#### TRY IT:
Copy every record that appears below, exactly as it stands.

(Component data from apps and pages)
══════════
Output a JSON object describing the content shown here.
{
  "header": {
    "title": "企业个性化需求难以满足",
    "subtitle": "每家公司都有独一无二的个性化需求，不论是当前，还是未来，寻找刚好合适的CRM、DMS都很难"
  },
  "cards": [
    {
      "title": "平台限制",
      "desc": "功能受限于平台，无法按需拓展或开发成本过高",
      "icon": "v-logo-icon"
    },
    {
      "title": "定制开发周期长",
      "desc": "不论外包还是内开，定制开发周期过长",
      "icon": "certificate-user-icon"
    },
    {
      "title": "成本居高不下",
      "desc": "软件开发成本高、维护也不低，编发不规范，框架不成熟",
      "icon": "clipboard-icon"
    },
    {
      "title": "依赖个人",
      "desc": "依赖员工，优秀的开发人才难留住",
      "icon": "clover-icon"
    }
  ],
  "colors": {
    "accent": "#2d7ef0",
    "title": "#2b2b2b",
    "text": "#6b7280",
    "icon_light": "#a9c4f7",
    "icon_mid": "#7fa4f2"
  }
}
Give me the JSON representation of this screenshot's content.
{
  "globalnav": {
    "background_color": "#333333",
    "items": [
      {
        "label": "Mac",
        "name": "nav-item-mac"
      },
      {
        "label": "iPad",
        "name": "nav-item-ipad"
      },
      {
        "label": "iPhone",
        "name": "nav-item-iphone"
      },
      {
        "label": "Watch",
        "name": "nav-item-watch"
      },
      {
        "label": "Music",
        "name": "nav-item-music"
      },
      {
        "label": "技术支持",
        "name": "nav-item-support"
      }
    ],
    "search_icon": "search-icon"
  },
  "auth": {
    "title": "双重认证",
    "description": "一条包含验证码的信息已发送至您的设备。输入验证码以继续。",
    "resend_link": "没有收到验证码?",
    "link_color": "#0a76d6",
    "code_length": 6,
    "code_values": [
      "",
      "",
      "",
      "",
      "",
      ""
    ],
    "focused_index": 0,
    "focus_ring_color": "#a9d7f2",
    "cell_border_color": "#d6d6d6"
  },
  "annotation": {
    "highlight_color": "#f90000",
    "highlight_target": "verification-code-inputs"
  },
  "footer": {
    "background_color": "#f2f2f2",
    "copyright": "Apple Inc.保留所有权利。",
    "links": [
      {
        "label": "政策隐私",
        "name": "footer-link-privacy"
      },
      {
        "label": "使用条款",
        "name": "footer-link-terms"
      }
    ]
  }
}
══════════
#### WRITTEN SOLUTION:
Output a JSON object describing the content shown here.
{
  "header": {
    "title": "企业个性化需求难以满足",
    "subtitle": "每家公司都有独一无二的个性化需求，不论是当前，还是未来，寻找刚好合适的CRM、DMS都很难"
  },
  "cards": [
    {
      "title": "平台限制",
      "desc": "功能受限于平台，无法按需拓展或开发成本过高",
      "icon": "v-logo-icon"
    },
    {
      "title": "定制开发周期长",
      "desc": "不论外包还是内开，定制开发周期过长",
      "icon": "certificate-user-icon"
    },
    {
      "title": "成本居高不下",
      "desc": "软件开发成本高、维护也不低，编发不规范，框架不成熟",
      "icon": "clipboard-icon"
    },
    {
      "title": "依赖个人",
      "desc": "依赖员工，优秀的开发人才难留住",
      "icon": "clover-icon"
    }
  ],
  "colors": {
    "accent": "#2d7ef0",
    "title": "#2b2b2b",
    "text": "#6b7280",
    "icon_light": "#a9c4f7",
    "icon_mid": "#7fa4f2"
  }
}
Give me the JSON representation of this screenshot's content.
{
  "globalnav": {
    "background_color": "#333333",
    "items": [
      {
        "label": "Mac",
        "name": "nav-item-mac"
      },
      {
        "label": "iPad",
        "name": "nav-item-ipad"
      },
      {
        "label": "iPhone",
        "name": "nav-item-iphone"
      },
      {
        "label": "Watch",
        "name": "nav-item-watch"
      },
      {
        "label": "Music",
        "name": "nav-item-music"
      },
      {
        "label": "技术支持",
        "name": "nav-item-support"
      }
    ],
    "search_icon": "search-icon"
  },
  "auth": {
    "title": "双重认证",
    "description": "一条包含验证码的信息已发送至您的设备。输入验证码以继续。",
    "resend_link": "没有收到验证码?",
    "link_color": "#0a76d6",
    "code_length": 6,
    "code_values": [
      "",
      "",
      "",
      "",
      "",
      ""
    ],
    "focused_index": 0,
    "focus_ring_color": "#a9d7f2",
    "cell_border_color": "#d6d6d6"
  },
  "annotation": {
    "highlight_color": "#f90000",
    "highlight_target": "verification-code-inputs"
  },
  "footer": {
    "background_color": "#f2f2f2",
    "copyright": "Apple Inc.保留所有权利。",
    "links": [
      {
        "label": "政策隐私",
        "name": "footer-link-privacy"
      },
      {
        "label": "使用条款",
        "name": "footer-link-terms"
      }
    ]
  }
}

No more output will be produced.